Last month, Britain joined the club of countries whose national debt is greater than 100 per cent of economic output. According to an Office for National Statistics update, public debt exceeded £2 trillion, taking the debt to GDP ratio over 100 per cent for the first time in 60 years.
Crossing this mark doesn’t come as much of a surprise given the copious amounts of spending the UK has done on Covid-related policy. July saw the fourth highest borrowing of any month on record – the top three coming in the previous three months when the UK was under strict national lockdown. But it wasn't as much as feared by the Office for Budget Responsibility, mainly because tax receipts were stronger than expected.
Since the financial year began in April, the UK has borrowed £150 billion – roughly what it borrowed for the whole financial year of 2009/10. This could only send UK debt one way: up. But interest rates are still at a record low (thanks to quantitative easing) so the government's debt interest costs are actually going down – even while the national debt goes through the roof. We can expect the borrowing to continue through the autumn.

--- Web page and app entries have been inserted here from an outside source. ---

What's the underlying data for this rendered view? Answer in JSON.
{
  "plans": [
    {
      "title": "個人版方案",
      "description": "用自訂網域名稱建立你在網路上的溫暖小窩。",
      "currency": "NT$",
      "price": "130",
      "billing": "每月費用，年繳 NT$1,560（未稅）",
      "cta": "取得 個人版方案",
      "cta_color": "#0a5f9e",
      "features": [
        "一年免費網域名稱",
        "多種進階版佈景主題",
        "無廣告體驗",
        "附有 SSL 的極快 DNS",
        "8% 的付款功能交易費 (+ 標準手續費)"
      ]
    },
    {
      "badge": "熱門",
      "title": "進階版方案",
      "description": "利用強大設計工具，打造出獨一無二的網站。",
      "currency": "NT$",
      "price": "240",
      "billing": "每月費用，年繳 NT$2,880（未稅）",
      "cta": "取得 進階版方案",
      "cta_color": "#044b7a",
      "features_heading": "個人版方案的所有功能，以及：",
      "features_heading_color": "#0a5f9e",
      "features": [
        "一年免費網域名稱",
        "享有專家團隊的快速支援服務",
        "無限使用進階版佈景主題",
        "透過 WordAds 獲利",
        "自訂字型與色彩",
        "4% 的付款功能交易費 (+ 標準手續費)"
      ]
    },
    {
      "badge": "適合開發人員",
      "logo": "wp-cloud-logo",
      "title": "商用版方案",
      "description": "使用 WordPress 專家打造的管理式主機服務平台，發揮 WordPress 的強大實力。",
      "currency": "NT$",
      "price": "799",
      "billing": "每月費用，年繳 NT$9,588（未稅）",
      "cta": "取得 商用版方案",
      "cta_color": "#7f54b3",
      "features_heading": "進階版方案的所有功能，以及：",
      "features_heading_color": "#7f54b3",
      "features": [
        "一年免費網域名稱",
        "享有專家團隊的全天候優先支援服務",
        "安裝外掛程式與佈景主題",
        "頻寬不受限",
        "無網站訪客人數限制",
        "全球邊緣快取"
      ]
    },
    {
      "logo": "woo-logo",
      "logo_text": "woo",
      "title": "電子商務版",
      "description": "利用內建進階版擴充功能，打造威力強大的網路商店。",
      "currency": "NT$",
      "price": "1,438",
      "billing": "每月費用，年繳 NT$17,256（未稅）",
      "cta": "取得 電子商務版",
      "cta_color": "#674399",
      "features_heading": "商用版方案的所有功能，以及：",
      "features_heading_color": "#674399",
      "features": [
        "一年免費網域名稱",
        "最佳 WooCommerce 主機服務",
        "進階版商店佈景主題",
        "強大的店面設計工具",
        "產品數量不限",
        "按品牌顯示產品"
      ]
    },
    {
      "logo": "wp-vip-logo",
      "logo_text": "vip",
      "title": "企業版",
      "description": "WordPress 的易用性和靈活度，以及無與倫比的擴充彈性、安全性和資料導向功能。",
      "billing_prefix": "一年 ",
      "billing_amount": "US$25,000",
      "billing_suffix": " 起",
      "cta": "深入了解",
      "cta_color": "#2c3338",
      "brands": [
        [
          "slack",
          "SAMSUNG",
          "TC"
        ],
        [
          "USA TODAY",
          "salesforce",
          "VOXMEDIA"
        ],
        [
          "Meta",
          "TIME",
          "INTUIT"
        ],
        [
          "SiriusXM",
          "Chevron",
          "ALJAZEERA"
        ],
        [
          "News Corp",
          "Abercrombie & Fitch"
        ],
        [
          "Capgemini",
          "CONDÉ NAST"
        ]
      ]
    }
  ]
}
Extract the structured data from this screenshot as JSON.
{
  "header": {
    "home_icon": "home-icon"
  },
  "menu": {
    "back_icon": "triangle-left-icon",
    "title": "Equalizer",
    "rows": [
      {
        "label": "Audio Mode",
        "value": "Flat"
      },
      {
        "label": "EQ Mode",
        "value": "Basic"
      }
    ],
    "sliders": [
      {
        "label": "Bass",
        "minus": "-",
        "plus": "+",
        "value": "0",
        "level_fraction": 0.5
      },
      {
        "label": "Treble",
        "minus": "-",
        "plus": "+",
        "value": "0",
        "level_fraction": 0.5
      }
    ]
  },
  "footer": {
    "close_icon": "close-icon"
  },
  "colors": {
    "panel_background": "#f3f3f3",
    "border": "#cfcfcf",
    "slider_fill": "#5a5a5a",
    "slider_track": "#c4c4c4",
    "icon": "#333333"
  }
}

As tax revenue and national insurance contributions start to tick back up, borrowing levels are expected to fall. And the supposed one-off nature of many Covid-19 measures – including the furlough scheme – should, in theory, see borrowing levels revised down substantially come next year. But many factors remain unknown: what action will the government take if there is a second wave? What Covid-related policies are here to stay, that will translate into higher day-to-day spending?
A fast economic recovery will prove vital for getting the Britain’s deficit under control. Some good news came with the ONS’s updates today, showing retail sales volumes increased by 3.6 per cent from the month before, up 3 per cent from February – before the Covid-19 crisis. But as the unemployment crisis continues to loom, and recovery forecasts for the whole of the economy are slowly revised downwards, the country has a long way to go before it recovers from its largest economic contraction in centuries.